Through Work-Based Learning, students have the opportunity to see how classroom instruction connects to the world of work and future career opportunities.
WBL provides the following:
- Active participation of educators, employees, labor, students, parents, and appropriate agency and community representatives.
- Development of learning and workplace competencies.
- Motivation to stay in school.
- Improvement of student grades.
- Improvement in student employability.
- Increased awareness of nontraditional career opportunities.
- Help for students in identifying Career Pathways.
Career and Technical Education (CTE) Pathways
Work-Based Learning supports the CTE Pathways initiative.
Work-Based Learning experiences are available in each CTE Pathway. Through a variety of WBL experiences students see, firsthand, how classroom instruction connects to the world of work and future career opportunities. Experiences include, but are not limited to, apprenticeships, career fairs, field studies, guest speakers, job shadows,and student internships.
Program Delivery Components
Work-Based Learning is integrated and grade-appropriate at all levels of education. Career awareness, exploration, orientation, and preparation activities are coordinated with School-Based Learning activities.
In grades K-6, students are introduced to a multitude of careers through career days (such as tool days and vehicle days), workplace visits, job shadowing, and guest speakers.

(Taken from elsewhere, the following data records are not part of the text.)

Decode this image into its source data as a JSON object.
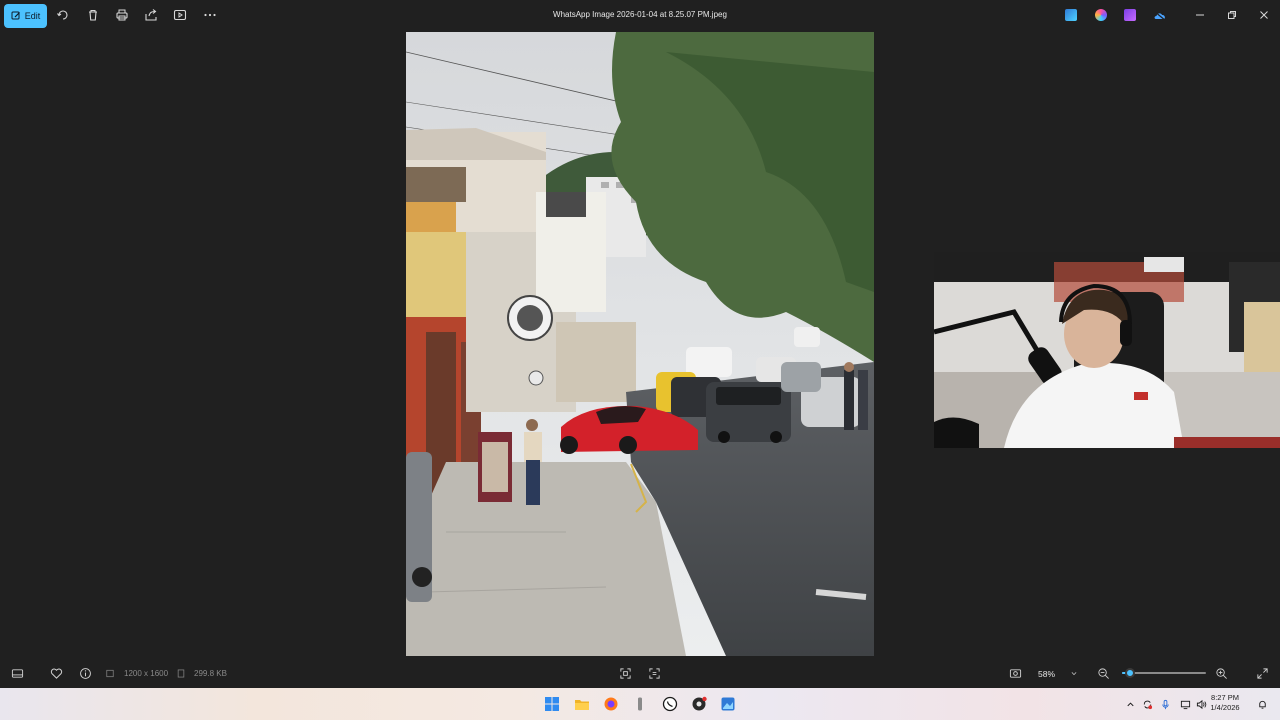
{
  "toolbar": {
    "edit_label": "Edit",
    "icons": [
      "edit-icon",
      "rotate-icon",
      "delete-icon",
      "print-icon",
      "share-icon",
      "slideshow-icon",
      "more-icon"
    ]
  },
  "window": {
    "title": "WhatsApp Image 2026-01-04 at 8.25.07 PM.jpeg",
    "controls": [
      "minimize-icon",
      "restore-icon",
      "close-icon"
    ],
    "tray_apps": [
      "photo-editor-icon",
      "copilot-icon",
      "clipchamp-icon",
      "onedrive-icon"
    ]
  },
  "status": {
    "dimensions": "1200 x 1600",
    "file_size": "299.8 KB",
    "zoom_level": "58%",
    "zoom_fraction": 0.1
  },
  "taskbar": {
    "apps": [
      "windows-start-icon",
      "file-explorer-icon",
      "firefox-icon",
      "microphone-app-icon",
      "whatsapp-icon",
      "obs-icon",
      "photos-icon"
    ],
    "time": "8:27 PM",
    "date": "1/4/2026"
  },
  "colors": {
    "accent": "#4cc2ff",
    "background": "#202020",
    "car": "#d3212a"
  }
}
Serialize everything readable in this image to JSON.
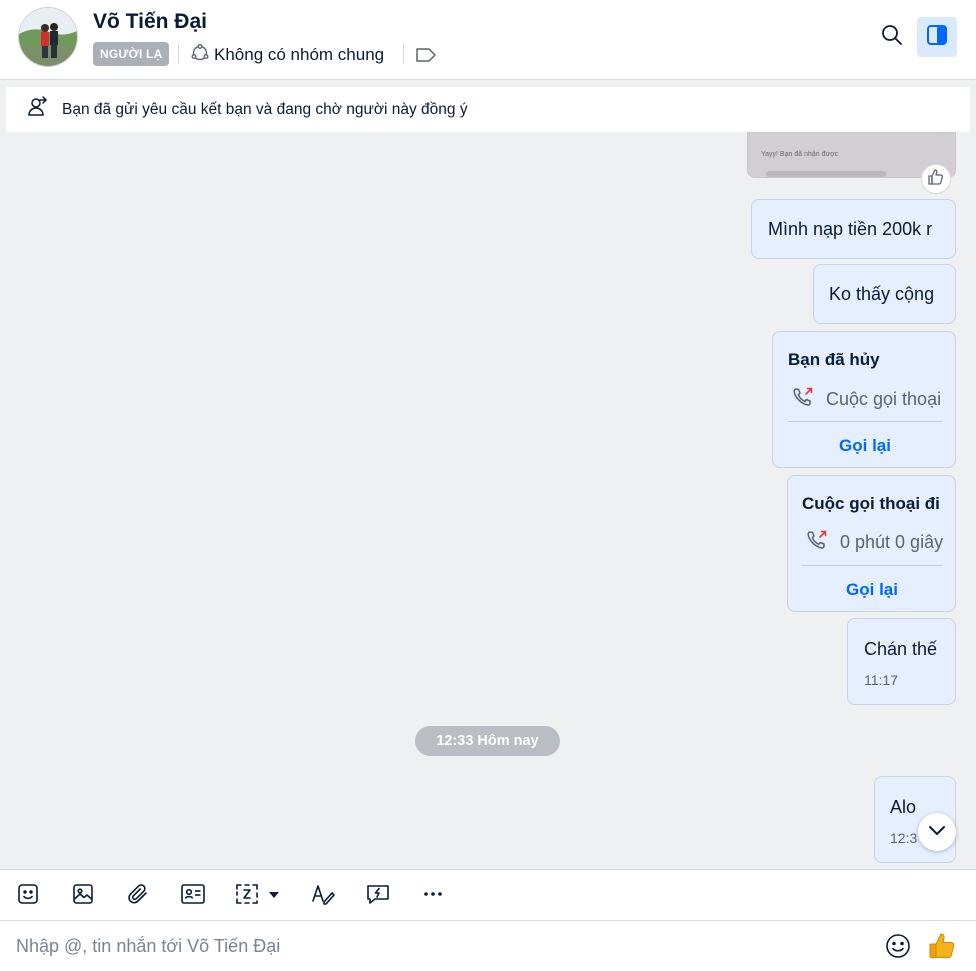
{
  "header": {
    "contact_name": "Võ Tiến Đại",
    "badge": "NGƯỜI LẠ",
    "group_info": "Không có nhóm chung",
    "icons": [
      "search-icon",
      "side-panel-icon",
      "tag-icon",
      "group-icon"
    ]
  },
  "banner": {
    "text": "Bạn đã gửi yêu cầu kết bạn và đang chờ người này đồng ý",
    "icon": "add-user-icon"
  },
  "messages": {
    "image_preview_text": "Yayy! Bạn đã nhận được",
    "m1": "Mình nạp tiền 200k r",
    "m2": "Ko thấy cộng",
    "call1": {
      "title": "Bạn đã hủy",
      "detail": "Cuộc gọi thoại",
      "action": "Gọi lại"
    },
    "call2": {
      "title": "Cuộc gọi thoại đi",
      "detail": "0 phút 0 giây",
      "action": "Gọi lại"
    },
    "m3": {
      "text": "Chán thế",
      "time": "11:17"
    },
    "date_divider": "12:33 Hôm nay",
    "m4": {
      "text": "Alo",
      "time": "12:3"
    }
  },
  "toolbar": {
    "items": [
      "sticker-icon",
      "image-icon",
      "attach-icon",
      "contact-card-icon",
      "screenshot-icon",
      "format-text-icon",
      "quick-message-icon",
      "more-icon"
    ]
  },
  "composer": {
    "placeholder": "Nhập @, tin nhắn tới Võ Tiến Đại"
  },
  "colors": {
    "accent": "#0068ff",
    "bubble": "#e5efff",
    "background": "#eef0f1",
    "badge": "#a9b0b8",
    "missed_call": "#e5383b"
  }
}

In grades 7-8, students explore career options in a particular field of work through career fairs, field studies, job shadowing, and guest speakers.
In grades 9-10, students become familiar with a specific career(s) through career fairs, job shadowing, and guest speakers.
In grades 11-12, students prepare for a career of their choosing through internships and apprenticeships.
Work-Based Learning Benefits Students By
- Exposing students to adult role models.
- Improving scholastic student motivation.
- Applying classroom learning.
- Exploring career options.
- Helping students make better decisions and plans.
- Improving post-secondary prospects.
- Helping students understand workplace expectations.
- Exposing students to state-of-the-art practices and technology.
Work-Based Learning Activities
- Career Fairs
- Field Studies
- Guest Speakers
- Job Shadows
- Student Internships
- College and Career Awareness
- CTE Internship
- Workplace Skills
Since the 1990s, an interest in using the community effectively in the classroom has grown. The Utah State Legislature recognizes the value Work-Based Learning experiences have in a student’s education and has allocated ongoing funding for this program.
Our vision is to see that all students have the opportunity to learn skills and to be introduced to the working world through a variety of Work-Based Learning activities which will enable them to be prepared to enter the workforce upon graduation from high school.